When people hear the phrase surf fishing, the first things that usually come to mind are a 10- to 12-foot fishing rod, bags of some type of cut bait, a few bottom rigs and a sand spike. These items are what an angler typically uses when surf fishing; however, there can be more to surf fishing than meets the eye, and your gear does not have to consist of the usual tackle.
An angler can take advantage of the beach more than one would think by paying attention to the surf. Noting things, such as where the break line begins, the direction of the current, whether it is an ingoing or outgoing tide, structure such as man-made jetties, and inlets near the beaches or creeks or rivers that come out by the beach, will help you identify perfect targets to find some great game fish. And the gear of choice is different than one might expect.

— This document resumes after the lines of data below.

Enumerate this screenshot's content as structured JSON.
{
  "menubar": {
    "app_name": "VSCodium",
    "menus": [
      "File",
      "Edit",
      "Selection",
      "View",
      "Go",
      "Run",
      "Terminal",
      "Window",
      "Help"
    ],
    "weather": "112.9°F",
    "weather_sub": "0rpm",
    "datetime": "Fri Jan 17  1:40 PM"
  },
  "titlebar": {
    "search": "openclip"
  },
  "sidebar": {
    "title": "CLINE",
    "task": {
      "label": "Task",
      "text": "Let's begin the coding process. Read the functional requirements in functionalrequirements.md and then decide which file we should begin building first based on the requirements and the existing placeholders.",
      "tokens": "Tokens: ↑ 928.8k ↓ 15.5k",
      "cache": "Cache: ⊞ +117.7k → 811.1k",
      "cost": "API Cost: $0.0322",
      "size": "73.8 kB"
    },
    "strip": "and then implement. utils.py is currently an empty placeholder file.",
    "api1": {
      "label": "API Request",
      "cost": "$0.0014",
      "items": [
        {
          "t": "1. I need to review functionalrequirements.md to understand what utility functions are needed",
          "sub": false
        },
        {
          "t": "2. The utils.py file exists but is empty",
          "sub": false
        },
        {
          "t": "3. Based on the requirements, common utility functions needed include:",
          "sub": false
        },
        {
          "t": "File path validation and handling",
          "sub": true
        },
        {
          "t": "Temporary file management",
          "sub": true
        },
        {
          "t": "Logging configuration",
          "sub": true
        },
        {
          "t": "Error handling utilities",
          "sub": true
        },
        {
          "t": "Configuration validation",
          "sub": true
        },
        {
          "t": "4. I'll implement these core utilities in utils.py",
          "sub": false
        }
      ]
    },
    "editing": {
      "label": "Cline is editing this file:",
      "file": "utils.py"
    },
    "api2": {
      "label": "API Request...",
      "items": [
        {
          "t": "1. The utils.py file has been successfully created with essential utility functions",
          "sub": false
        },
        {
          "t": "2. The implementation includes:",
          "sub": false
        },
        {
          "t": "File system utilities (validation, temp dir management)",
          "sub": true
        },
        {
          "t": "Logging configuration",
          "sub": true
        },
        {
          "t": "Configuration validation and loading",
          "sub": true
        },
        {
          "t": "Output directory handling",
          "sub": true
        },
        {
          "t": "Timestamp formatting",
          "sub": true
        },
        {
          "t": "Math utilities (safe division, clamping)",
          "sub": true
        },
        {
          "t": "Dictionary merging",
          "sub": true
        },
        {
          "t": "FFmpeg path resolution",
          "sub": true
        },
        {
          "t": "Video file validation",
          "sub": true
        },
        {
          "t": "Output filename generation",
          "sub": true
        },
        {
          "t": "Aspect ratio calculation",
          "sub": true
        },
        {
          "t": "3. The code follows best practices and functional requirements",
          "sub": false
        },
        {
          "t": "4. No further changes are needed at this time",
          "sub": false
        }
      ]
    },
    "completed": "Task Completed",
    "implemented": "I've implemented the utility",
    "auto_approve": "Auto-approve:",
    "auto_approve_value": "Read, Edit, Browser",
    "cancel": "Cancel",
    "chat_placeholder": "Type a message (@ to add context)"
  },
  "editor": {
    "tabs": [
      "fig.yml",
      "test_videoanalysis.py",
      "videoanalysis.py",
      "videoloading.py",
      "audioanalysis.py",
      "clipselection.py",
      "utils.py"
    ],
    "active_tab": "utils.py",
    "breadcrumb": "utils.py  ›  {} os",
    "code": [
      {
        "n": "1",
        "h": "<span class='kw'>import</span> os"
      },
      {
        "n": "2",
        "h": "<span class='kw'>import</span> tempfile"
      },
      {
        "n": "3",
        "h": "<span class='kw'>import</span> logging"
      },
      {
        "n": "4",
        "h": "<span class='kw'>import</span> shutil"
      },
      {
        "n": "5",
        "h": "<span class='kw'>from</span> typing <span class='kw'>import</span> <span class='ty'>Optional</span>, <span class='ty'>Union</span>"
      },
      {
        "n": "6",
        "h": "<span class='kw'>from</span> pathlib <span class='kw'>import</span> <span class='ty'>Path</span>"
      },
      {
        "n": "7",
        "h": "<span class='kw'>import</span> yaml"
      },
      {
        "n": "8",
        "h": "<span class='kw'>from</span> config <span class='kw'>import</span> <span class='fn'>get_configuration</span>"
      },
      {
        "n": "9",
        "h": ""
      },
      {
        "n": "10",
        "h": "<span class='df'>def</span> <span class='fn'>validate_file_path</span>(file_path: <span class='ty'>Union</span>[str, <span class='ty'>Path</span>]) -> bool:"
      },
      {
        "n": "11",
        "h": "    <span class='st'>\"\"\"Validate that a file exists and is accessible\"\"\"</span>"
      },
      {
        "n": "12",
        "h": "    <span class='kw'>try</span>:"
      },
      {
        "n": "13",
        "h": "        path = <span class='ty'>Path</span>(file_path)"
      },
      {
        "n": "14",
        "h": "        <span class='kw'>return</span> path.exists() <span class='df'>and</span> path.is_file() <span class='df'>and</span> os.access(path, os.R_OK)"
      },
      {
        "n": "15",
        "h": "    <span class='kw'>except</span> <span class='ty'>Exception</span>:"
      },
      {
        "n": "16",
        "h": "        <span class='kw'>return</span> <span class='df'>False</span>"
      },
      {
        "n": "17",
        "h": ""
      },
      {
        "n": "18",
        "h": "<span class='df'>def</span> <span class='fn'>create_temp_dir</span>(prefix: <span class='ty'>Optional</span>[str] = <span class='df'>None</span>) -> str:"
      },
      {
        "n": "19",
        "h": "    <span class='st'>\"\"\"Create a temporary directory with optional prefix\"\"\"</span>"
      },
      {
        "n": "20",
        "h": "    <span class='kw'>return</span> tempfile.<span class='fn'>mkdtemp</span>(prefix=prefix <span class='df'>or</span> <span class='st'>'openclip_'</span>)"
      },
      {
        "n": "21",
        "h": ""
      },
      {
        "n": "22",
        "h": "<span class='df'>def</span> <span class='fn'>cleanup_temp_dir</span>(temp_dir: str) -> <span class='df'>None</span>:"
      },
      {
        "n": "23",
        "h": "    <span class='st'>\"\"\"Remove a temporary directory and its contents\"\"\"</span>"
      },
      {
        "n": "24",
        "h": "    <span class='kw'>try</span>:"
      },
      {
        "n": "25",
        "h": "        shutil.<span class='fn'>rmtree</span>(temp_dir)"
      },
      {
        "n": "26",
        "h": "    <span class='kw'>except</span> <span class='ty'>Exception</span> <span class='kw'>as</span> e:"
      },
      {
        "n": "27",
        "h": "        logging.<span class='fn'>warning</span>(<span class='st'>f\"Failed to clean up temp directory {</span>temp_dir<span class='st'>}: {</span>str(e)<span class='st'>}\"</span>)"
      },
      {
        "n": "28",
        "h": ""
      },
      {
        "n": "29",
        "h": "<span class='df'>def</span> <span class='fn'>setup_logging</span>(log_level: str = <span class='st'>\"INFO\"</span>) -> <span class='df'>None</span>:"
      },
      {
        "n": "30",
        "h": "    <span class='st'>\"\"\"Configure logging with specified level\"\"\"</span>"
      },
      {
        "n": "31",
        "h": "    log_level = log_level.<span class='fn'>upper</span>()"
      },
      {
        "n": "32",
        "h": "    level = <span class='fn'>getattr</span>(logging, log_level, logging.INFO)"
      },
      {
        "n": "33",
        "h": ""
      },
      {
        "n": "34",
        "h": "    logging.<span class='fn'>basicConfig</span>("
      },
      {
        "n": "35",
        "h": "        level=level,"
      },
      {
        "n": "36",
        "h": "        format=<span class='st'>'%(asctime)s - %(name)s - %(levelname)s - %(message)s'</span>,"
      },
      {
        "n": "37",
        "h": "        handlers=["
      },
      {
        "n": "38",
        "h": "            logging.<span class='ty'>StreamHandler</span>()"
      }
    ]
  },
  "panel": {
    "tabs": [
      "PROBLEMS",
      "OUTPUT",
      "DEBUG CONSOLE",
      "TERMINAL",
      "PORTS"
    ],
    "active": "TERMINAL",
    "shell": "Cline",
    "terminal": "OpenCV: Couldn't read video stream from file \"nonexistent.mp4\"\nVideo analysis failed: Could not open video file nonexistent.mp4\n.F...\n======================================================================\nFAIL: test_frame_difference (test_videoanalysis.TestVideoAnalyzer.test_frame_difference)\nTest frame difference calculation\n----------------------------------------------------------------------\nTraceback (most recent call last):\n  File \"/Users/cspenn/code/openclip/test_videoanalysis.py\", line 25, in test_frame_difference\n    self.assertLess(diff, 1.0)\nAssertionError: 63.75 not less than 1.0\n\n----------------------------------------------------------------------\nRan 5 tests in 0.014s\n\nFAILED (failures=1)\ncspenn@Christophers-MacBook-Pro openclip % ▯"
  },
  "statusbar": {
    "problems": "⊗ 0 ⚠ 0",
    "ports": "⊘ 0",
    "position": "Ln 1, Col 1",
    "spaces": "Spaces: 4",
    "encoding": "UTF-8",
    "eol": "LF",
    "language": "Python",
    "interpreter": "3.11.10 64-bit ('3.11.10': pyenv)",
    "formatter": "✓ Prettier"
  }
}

A medium, heavy spinning rod between 7 and 7 ½ feet will do the trick nicely, using fishing line either in the saltwater ultralight category of 8lb. test or light category of 10 to 20lb. test. Artificials or live shrimp, live finger mullet. or live mud minnows will be the baits of choice. Artificials, such as paddle tail grubs and curly tail grubs with jig heads in either a quarter to half ounce will be perfect for casting out just past the break and twitching through the surf. I, personally, have landed Spanish mackerel, flounder, red drum and spotted seatrout by wading in the water just about waist deep and casting these artificials.
If you desire to use the live bait I have suggested, I recommend using trolling weights from quarter to half ounce. Trolling weights are oval or elongated, with either swivels on both sides or a swivel on one end and a round eye on the other. Start with your fight line and tie to one end of the trolling weight, then take around 18 inches of 20lb. test fluorocarbon and tie to the other end of the trolling weight. Next, tie the other end of the fluorocarbon to your desired hook. I recommend Khale hooks from size 1 to 3/0. These hooks are perfect for all three of the live baits I have mentioned.
Unlike a Carolina rig, you will be able to throw this rig out in the surf and twitch it and pull it like artificials without the weight bouncing up and down your line. This gives you the control you need to throw your bait and move your bait with ease. At times, you can even take a break and throw it out past the breaks like you would a bottom rig and just wait for something to grab your bait, as long as you have a long sand spike to hold your rod up and out of the water. This rig also works great for artificials; however, instead of tying the other end of your fluorocarbon to a hook, you will be tying it to one of your artificial lures. For instance, I like a quarter ounce jig head with a paddle tail grub in opening night color. This is done to aid the angler on those very windy days or when the wind is blowing against you, shortening your casts from reaching their destination. The flipping weight still allows you to jig and twitch your artificials with a great presentation in the surf. Again, I have personally had a great amount of success catching and landing game fish using this technique.
In the summer, when the sun is high and the temperature is hot, it can feel quite good to wade out there in the water waist deep, have a great time and still enjoy a wonderful day of fishing on the beach. I hope this gives surf anglers and others something new to try this summer. Until next time, good luck out there and have fun fishing!